While not being a member of a Greek lettered organization myself, I developed great respect for the values-driven movement from working with truly wonderful and motivational friends and colleagues. These different women had membership in NPHC & NPC organizations, and particularly sorority advisors advocating for members to live their organizations’ values. These women challenged any presumptions I had developed earlier in my life about sororities, as my only exposure before had been what was portrayed in Hollywood, which as we know Hollywood does not do justice to the sorority movement. I saw the power that this approach had on multiple communities that had a strong connection to a campus’ ethos. As a male who has spent his entire life growing up in an environment around strong women and I strive to be an advocate for feminism. At the end of my second year as a professional, I had such an opportunity and when I approached our campus’ Greek advisor about ways to get involved and I was excitedly pointed toward serving as an advisor to one of the eating houses.
When I started my role as an advisor, the organization had been through a revolutionary few months. As a local organization, they have a great deal of autonomy in decision making and are regularly exploring what their place is on campus as both its members and the campus grow and change. One example comes from the eating house being approached by male members of the community who initiated a conversation about changing the organization from a women’s organization to a mixed-gender one. Simultaneously, in the light of many national conversations around sexual violence, the women were actively working to find ways to support their members who had been the victims of violence. With all of this change happening, I knew that I had to evolve my advisory approach.

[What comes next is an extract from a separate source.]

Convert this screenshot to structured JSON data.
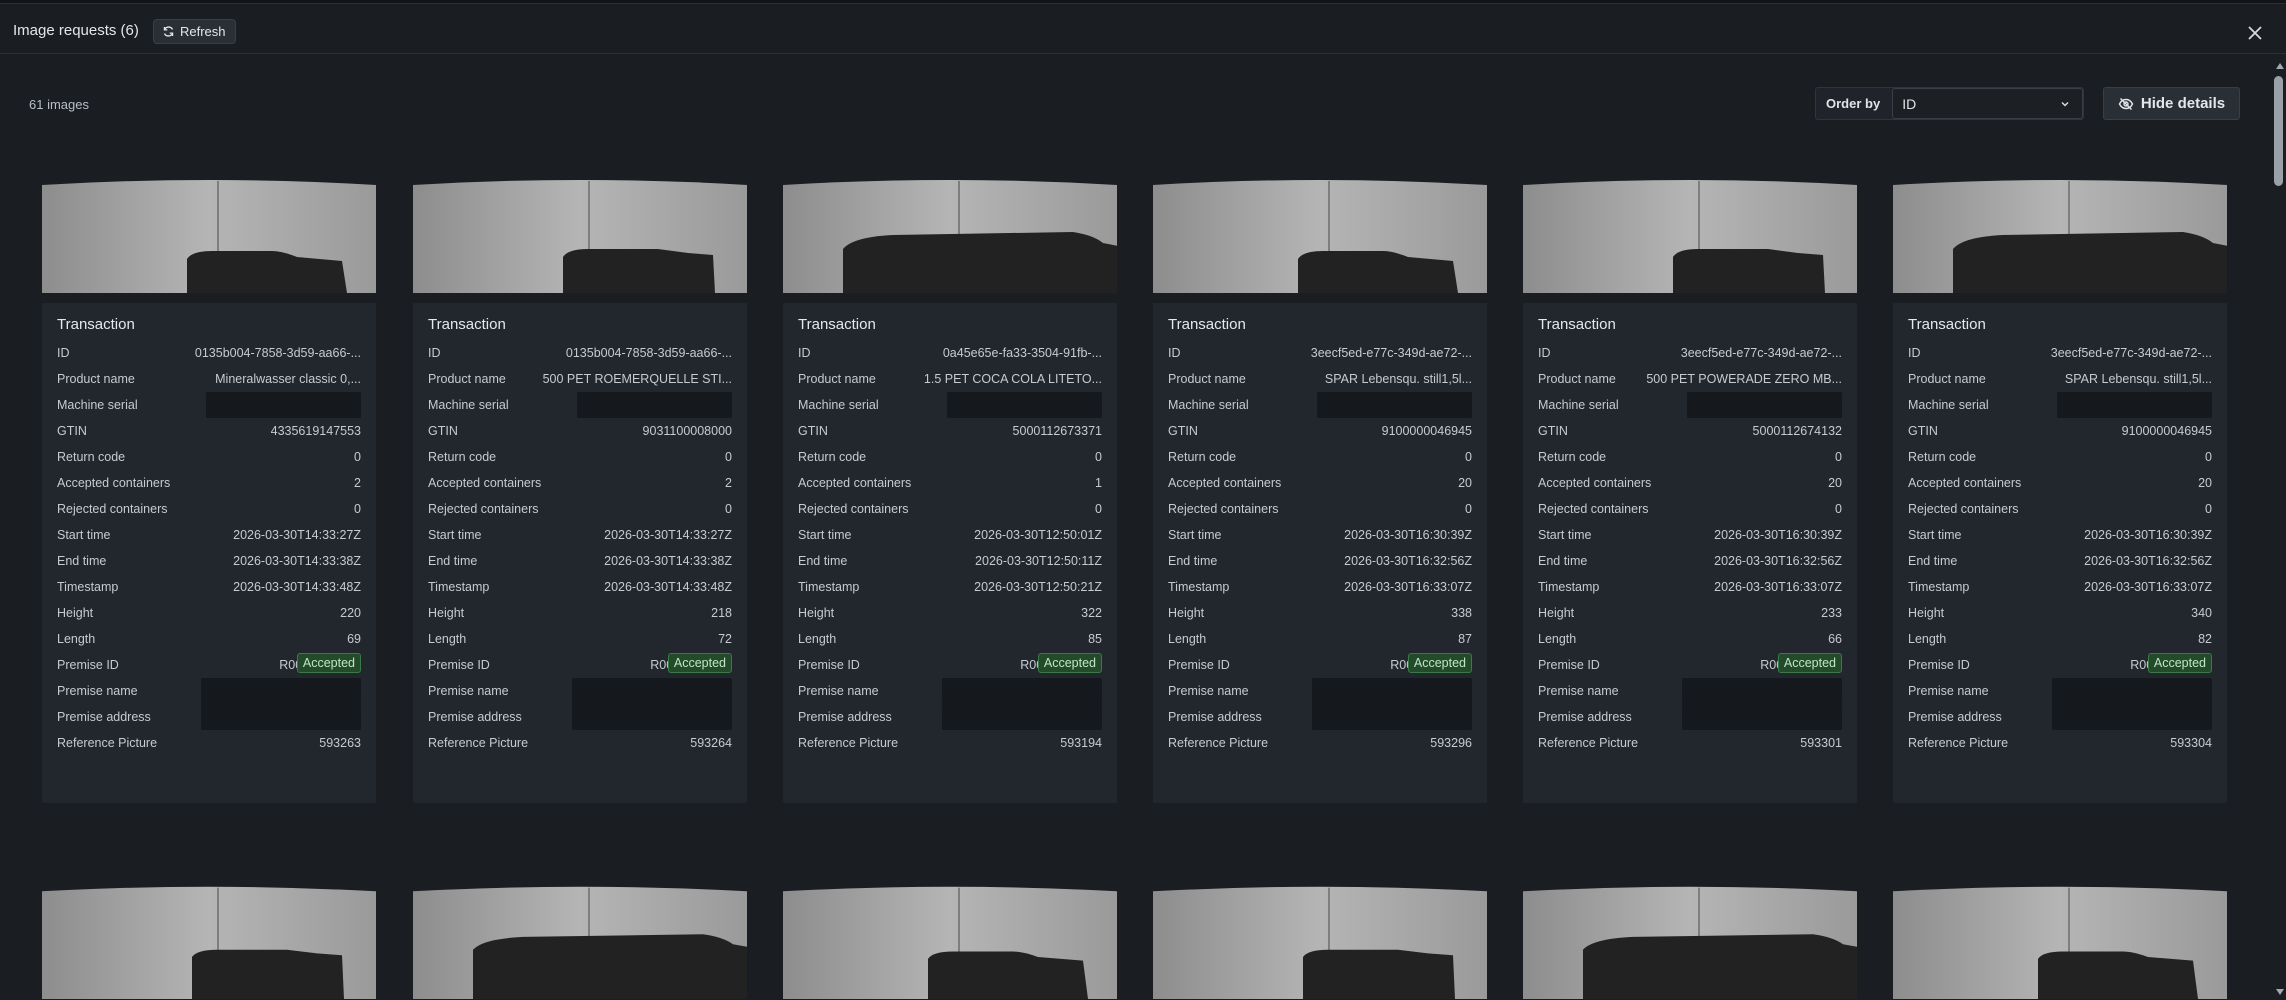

I found that in order to engage the members of the house as honestly and effectively as possible, I had to be very proactive in addressing my identity and privilege. This proactive approach helped me to develop a rapport with the women, but more importantly to do something that I should have already been doing in any of my advising experiences in order to be as effective as possible to support this organization: addressing my privileges and framework that I brought into this role. In my initial conversations with the women, I opened many of my conversations by acknowledging my privileges outright. I realized that despite my pro-feminist view point as a person and as a professional, I needed to acknowledge that my masculinity and my view as a staff member brought with it a very different framework than the women of the house. I acknowledged my spheres of power and influence as a white male and as an administrator. I asked how I could serve the organization as an advisor and leverage my privileges in order to be a better advocate for the organization. The students appeared taken aback by this and voiced their appreciation for my transparency. The women discussed that one of the greatest challenges they were experiencing was not only trying to find their voice, but having their voice be affirmed.
Combining this approach with strengths-based coaching allows me to engage the women more effectively than I have been able to do with other organizations. While I am still very new to advising Greek organizations, my work with this organization has taught me a lot about the need for effective and intentional advising with all student organizations. It is important that as student affairs professionals we are checking our privileges and sphere of influence when working in advisory capacities in order to make more meaningful educational and developmental climates.
This post is part of our month-long series #OrgAdvising, an in-depth look at the different aspects of the student organization advisor role. This series hopes to bring front-and-center a role otherwise overlooked or forgotten in the discussion of “advisor.” For more information, see the intro post by Cindy Kane! Check out the other posts in this series too!